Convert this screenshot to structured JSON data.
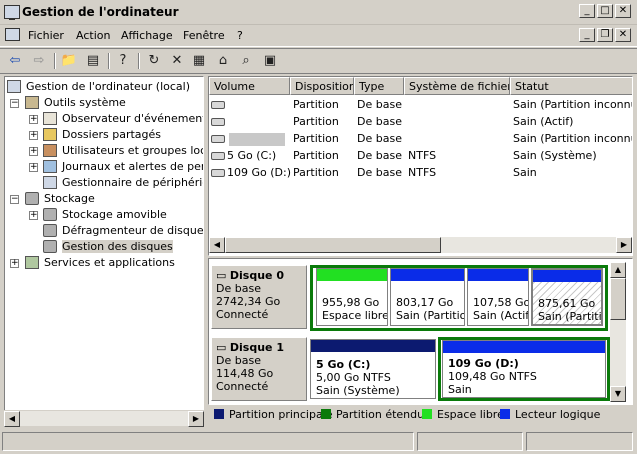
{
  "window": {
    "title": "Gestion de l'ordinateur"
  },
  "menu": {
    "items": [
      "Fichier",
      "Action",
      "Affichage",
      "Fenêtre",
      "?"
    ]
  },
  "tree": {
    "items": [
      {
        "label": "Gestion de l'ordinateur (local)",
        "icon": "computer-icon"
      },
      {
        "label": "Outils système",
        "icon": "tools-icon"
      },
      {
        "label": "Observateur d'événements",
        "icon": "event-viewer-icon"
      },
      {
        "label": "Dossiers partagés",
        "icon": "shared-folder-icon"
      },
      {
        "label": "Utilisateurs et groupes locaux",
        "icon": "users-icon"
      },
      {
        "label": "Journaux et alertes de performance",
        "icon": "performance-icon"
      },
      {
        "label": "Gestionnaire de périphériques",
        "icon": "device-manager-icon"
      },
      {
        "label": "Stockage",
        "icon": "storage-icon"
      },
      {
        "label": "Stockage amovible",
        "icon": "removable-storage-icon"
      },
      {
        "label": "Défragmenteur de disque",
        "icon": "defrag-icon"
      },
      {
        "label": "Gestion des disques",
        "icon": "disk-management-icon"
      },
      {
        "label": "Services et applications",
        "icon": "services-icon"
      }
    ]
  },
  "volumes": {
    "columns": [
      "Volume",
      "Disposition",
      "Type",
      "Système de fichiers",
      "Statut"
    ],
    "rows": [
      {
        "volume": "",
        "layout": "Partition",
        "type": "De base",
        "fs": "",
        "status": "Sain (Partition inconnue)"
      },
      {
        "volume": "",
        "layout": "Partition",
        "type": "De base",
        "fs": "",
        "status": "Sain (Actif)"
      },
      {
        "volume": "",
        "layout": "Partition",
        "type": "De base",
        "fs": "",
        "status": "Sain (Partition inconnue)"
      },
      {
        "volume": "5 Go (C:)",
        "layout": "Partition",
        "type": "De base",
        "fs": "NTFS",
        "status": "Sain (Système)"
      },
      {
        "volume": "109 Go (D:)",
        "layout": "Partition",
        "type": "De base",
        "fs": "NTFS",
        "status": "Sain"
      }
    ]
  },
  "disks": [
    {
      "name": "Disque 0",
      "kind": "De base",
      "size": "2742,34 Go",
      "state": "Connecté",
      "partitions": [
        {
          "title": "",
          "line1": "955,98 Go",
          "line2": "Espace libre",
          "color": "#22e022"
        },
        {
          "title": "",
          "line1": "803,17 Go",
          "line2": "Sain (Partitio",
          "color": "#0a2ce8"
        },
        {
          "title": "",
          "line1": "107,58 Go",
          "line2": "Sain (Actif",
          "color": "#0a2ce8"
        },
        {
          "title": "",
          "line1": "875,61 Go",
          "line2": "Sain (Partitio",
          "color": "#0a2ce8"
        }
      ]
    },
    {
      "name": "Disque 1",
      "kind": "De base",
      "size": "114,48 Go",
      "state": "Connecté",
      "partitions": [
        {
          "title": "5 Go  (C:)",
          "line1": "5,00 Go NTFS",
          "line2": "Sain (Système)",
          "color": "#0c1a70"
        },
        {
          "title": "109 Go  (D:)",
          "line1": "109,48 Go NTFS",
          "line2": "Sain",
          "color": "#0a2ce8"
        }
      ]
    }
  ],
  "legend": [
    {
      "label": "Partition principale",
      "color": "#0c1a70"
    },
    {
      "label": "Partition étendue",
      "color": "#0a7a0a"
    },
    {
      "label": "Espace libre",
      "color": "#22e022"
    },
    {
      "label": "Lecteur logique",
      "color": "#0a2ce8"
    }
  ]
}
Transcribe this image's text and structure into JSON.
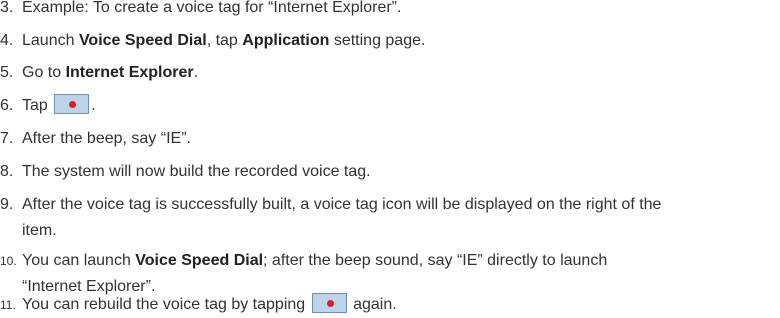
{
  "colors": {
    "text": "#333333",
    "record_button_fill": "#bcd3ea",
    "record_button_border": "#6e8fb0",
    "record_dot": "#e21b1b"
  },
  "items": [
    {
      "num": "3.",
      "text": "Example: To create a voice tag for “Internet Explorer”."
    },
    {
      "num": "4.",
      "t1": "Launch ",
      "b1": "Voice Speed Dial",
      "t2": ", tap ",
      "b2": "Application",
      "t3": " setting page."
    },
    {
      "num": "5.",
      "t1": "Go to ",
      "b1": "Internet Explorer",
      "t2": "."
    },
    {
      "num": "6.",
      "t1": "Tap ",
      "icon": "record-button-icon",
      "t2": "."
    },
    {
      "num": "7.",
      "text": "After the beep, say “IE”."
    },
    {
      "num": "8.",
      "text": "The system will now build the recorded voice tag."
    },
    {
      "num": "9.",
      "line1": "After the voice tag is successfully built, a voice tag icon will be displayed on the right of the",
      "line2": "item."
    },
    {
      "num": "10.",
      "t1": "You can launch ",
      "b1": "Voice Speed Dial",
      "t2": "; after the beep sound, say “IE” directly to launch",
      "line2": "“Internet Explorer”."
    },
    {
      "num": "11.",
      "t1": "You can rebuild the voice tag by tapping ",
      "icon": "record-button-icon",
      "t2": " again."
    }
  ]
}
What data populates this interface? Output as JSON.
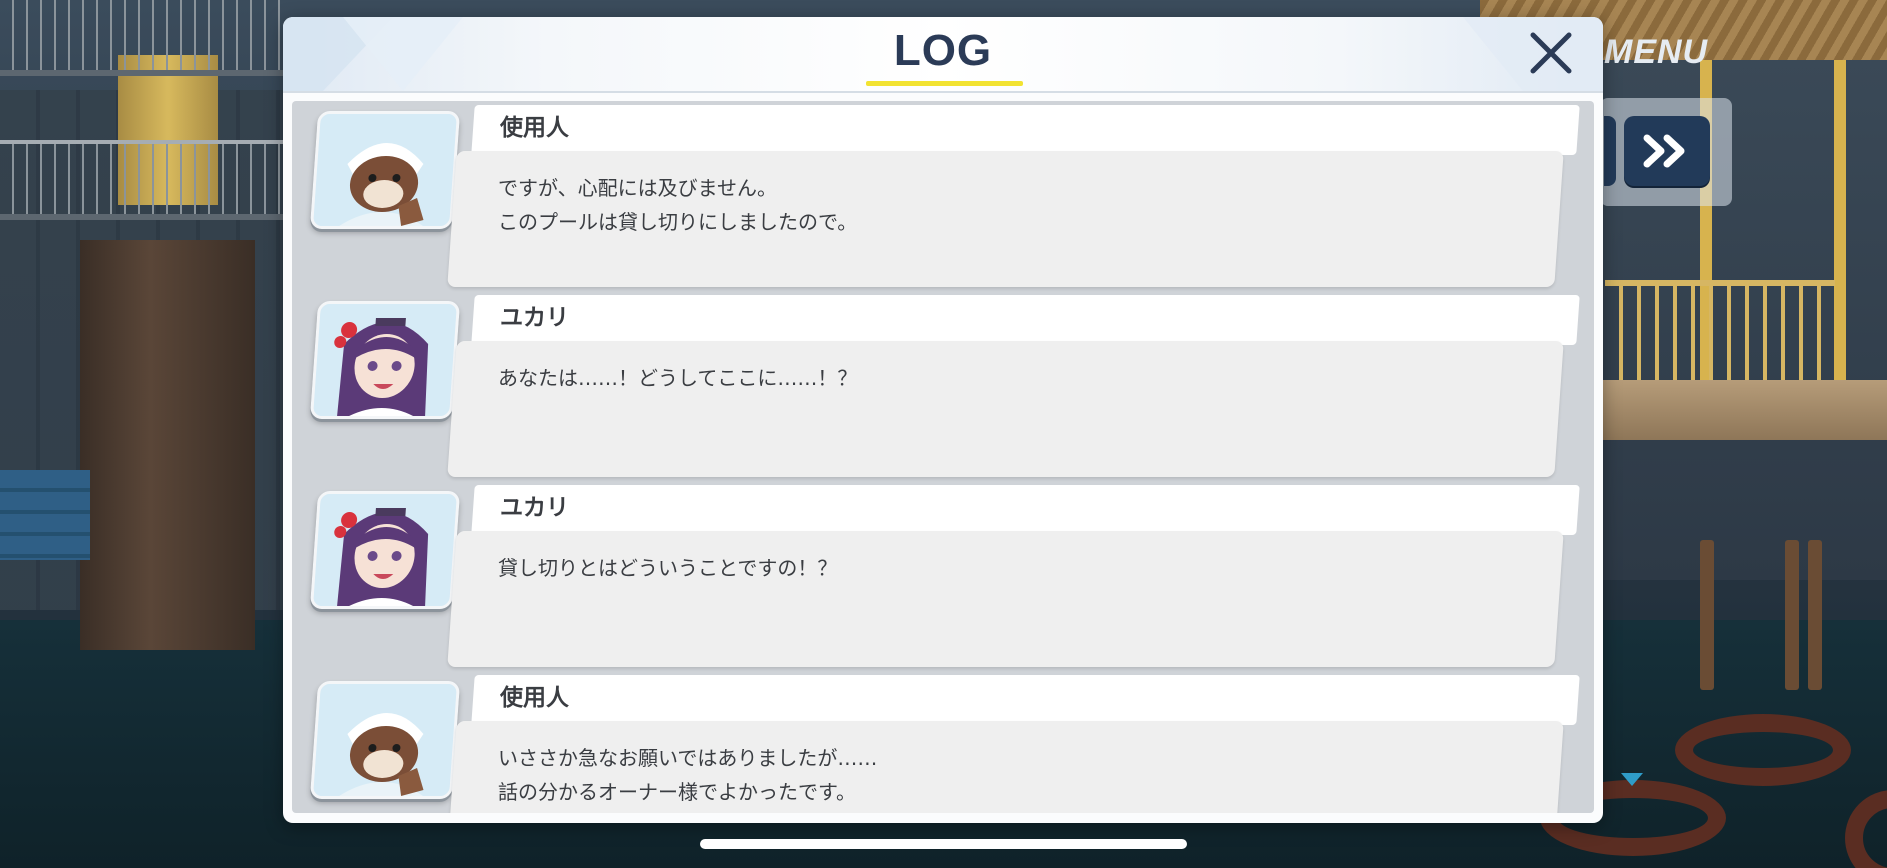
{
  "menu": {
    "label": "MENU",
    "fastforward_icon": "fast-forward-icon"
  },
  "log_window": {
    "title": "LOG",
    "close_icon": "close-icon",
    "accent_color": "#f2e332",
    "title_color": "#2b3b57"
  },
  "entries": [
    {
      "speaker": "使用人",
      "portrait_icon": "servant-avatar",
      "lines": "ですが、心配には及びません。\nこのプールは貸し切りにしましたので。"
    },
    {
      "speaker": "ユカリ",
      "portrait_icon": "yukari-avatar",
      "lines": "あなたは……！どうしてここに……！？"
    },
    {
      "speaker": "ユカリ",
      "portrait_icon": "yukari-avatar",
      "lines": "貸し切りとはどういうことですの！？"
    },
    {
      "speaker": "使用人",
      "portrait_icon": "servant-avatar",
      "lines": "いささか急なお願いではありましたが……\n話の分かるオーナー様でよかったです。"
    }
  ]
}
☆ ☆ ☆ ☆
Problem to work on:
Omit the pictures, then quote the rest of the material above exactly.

Task result:
Convert this screenshot to structured JSON data.
{
  "window": {
    "title": "Gestion de l'ordinateur"
  },
  "menu": {
    "items": [
      "Fichier",
      "Action",
      "Affichage",
      "Fenêtre",
      "?"
    ]
  },
  "tree": {
    "items": [
      {
        "label": "Gestion de l'ordinateur (local)",
        "icon": "computer-icon"
      },
      {
        "label": "Outils système",
        "icon": "tools-icon"
      },
      {
        "label": "Observateur d'événements",
        "icon": "event-viewer-icon"
      },
      {
        "label": "Dossiers partagés",
        "icon": "shared-folder-icon"
      },
      {
        "label": "Utilisateurs et groupes locaux",
        "icon": "users-icon"
      },
      {
        "label": "Journaux et alertes de performance",
        "icon": "performance-icon"
      },
      {
        "label": "Gestionnaire de périphériques",
        "icon": "device-manager-icon"
      },
      {
        "label": "Stockage",
        "icon": "storage-icon"
      },
      {
        "label": "Stockage amovible",
        "icon": "removable-storage-icon"
      },
      {
        "label": "Défragmenteur de disque",
        "icon": "defrag-icon"
      },
      {
        "label": "Gestion des disques",
        "icon": "disk-management-icon"
      },
      {
        "label": "Services et applications",
        "icon": "services-icon"
      }
    ]
  },
  "volumes": {
    "columns": [
      "Volume",
      "Disposition",
      "Type",
      "Système de fichiers",
      "Statut"
    ],
    "rows": [
      {
        "volume": "",
        "layout": "Partition",
        "type": "De base",
        "fs": "",
        "status": "Sain (Partition inconnue)"
      },
      {
        "volume": "",
        "layout": "Partition",
        "type": "De base",
        "fs": "",
        "status": "Sain (Actif)"
      },
      {
        "volume": "",
        "layout": "Partition",
        "type": "De base",
        "fs": "",
        "status": "Sain (Partition inconnue)"
      },
      {
        "volume": "5 Go (C:)",
        "layout": "Partition",
        "type": "De base",
        "fs": "NTFS",
        "status": "Sain (Système)"
      },
      {
        "volume": "109 Go (D:)",
        "layout": "Partition",
        "type": "De base",
        "fs": "NTFS",
        "status": "Sain"
      }
    ]
  },
  "disks": [
    {
      "name": "Disque 0",
      "kind": "De base",
      "size": "2742,34 Go",
      "state": "Connecté",
      "partitions": [
        {
          "title": "",
          "line1": "955,98 Go",
          "line2": "Espace libre",
          "color": "#22e022"
        },
        {
          "title": "",
          "line1": "803,17 Go",
          "line2": "Sain (Partitio",
          "color": "#0a2ce8"
        },
        {
          "title": "",
          "line1": "107,58 Go",
          "line2": "Sain (Actif",
          "color": "#0a2ce8"
        },
        {
          "title": "",
          "line1": "875,61 Go",
          "line2": "Sain (Partitio",
          "color": "#0a2ce8"
        }
      ]
    },
    {
      "name": "Disque 1",
      "kind": "De base",
      "size": "114,48 Go",
      "state": "Connecté",
      "partitions": [
        {
          "title": "5 Go  (C:)",
          "line1": "5,00 Go NTFS",
          "line2": "Sain (Système)",
          "color": "#0c1a70"
        },
        {
          "title": "109 Go  (D:)",
          "line1": "109,48 Go NTFS",
          "line2": "Sain",
          "color": "#0a2ce8"
        }
      ]
    }
  ],
  "legend": [
    {
      "label": "Partition principale",
      "color": "#0c1a70"
    },
    {
      "label": "Partition étendue",
      "color": "#0a7a0a"
    },
    {
      "label": "Espace libre",
      "color": "#22e022"
    },
    {
      "label": "Lecteur logique",
      "color": "#0a2ce8"
    }
  ]
}
Transcribe this image's text and structure into JSON.
{
  "colors": {
    "text": "#333333",
    "record_button_fill": "#bcd3ea",
    "record_button_border": "#6e8fb0",
    "record_dot": "#e21b1b"
  },
  "items": [
    {
      "num": "3.",
      "text": "Example: To create a voice tag for “Internet Explorer”."
    },
    {
      "num": "4.",
      "t1": "Launch ",
      "b1": "Voice Speed Dial",
      "t2": ", tap ",
      "b2": "Application",
      "t3": " setting page."
    },
    {
      "num": "5.",
      "t1": "Go to ",
      "b1": "Internet Explorer",
      "t2": "."
    },
    {
      "num": "6.",
      "t1": "Tap ",
      "icon": "record-button-icon",
      "t2": "."
    },
    {
      "num": "7.",
      "text": "After the beep, say “IE”."
    },
    {
      "num": "8.",
      "text": "The system will now build the recorded voice tag."
    },
    {
      "num": "9.",
      "line1": "After the voice tag is successfully built, a voice tag icon will be displayed on the right of the",
      "line2": "item."
    },
    {
      "num": "10.",
      "t1": "You can launch ",
      "b1": "Voice Speed Dial",
      "t2": "; after the beep sound, say “IE” directly to launch",
      "line2": "“Internet Explorer”."
    },
    {
      "num": "11.",
      "t1": "You can rebuild the voice tag by tapping ",
      "icon": "record-button-icon",
      "t2": " again."
    }
  ]
}
What data populates this interface? Output as JSON.
{
  "menu": {
    "label": "MENU",
    "fastforward_icon": "fast-forward-icon"
  },
  "log_window": {
    "title": "LOG",
    "close_icon": "close-icon",
    "accent_color": "#f2e332",
    "title_color": "#2b3b57"
  },
  "entries": [
    {
      "speaker": "使用人",
      "portrait_icon": "servant-avatar",
      "lines": "ですが、心配には及びません。\nこのプールは貸し切りにしましたので。"
    },
    {
      "speaker": "ユカリ",
      "portrait_icon": "yukari-avatar",
      "lines": "あなたは……！どうしてここに……！？"
    },
    {
      "speaker": "ユカリ",
      "portrait_icon": "yukari-avatar",
      "lines": "貸し切りとはどういうことですの！？"
    },
    {
      "speaker": "使用人",
      "portrait_icon": "servant-avatar",
      "lines": "いささか急なお願いではありましたが……\n話の分かるオーナー様でよかったです。"
    }
  ]
}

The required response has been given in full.